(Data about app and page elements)
────────────────────

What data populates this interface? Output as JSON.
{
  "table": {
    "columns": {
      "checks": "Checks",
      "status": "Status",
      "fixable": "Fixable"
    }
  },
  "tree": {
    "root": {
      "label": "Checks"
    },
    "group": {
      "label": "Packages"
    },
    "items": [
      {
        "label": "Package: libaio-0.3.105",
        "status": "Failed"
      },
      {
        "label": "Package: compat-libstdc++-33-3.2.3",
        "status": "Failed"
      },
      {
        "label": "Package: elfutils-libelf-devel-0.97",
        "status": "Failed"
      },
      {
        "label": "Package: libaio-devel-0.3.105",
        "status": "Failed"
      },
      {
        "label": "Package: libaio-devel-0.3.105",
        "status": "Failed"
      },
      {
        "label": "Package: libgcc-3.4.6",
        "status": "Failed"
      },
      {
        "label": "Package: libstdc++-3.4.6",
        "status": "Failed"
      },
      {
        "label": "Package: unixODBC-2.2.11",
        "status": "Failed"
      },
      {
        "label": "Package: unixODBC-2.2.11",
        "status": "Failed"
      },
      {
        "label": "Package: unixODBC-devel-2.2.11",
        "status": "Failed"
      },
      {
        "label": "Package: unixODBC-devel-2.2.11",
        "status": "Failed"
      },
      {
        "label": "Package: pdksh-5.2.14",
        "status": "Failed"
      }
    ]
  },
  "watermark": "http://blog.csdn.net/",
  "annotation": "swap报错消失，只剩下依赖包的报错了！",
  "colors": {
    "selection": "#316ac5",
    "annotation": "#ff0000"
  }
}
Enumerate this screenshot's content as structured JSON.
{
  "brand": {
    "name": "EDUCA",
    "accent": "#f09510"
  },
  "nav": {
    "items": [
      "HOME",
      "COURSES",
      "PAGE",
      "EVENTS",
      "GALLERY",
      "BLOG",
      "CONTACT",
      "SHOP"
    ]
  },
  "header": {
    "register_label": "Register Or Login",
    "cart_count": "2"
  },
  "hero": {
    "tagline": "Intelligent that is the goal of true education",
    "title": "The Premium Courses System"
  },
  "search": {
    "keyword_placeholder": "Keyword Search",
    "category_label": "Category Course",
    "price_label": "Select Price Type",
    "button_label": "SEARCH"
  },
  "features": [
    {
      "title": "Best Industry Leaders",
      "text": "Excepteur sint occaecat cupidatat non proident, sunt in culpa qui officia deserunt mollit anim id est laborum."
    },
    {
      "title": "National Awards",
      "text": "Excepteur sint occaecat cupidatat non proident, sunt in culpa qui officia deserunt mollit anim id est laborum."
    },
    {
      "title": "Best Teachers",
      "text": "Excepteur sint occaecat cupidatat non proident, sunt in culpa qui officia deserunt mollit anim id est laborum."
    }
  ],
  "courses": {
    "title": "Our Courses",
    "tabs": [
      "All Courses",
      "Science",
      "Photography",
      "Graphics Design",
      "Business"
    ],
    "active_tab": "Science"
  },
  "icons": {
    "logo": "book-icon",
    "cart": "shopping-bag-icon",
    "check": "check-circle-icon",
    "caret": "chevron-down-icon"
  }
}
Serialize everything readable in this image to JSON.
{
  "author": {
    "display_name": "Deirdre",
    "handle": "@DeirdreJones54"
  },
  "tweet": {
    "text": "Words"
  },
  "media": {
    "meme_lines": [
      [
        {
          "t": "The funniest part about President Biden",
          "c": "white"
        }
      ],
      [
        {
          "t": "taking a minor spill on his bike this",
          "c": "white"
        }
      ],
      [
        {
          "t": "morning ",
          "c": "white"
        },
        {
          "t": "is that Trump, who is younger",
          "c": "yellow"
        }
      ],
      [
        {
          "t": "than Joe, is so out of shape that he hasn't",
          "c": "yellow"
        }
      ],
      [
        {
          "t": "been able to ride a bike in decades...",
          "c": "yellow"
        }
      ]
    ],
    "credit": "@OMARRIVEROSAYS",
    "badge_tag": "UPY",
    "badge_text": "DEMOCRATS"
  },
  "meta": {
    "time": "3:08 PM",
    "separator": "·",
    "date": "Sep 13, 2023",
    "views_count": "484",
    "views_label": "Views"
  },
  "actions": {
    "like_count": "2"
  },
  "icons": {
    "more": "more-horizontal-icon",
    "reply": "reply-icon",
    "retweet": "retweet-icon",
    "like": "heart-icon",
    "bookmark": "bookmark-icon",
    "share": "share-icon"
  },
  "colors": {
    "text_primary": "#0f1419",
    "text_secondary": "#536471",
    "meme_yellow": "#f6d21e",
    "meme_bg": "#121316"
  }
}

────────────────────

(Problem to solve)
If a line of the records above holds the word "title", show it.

(Response below)
    "title": "The Premium Courses System"
      "title": "Best Industry Leaders",
      "title": "National Awards",
      "title": "Best Teachers",
    "title": "Our Courses",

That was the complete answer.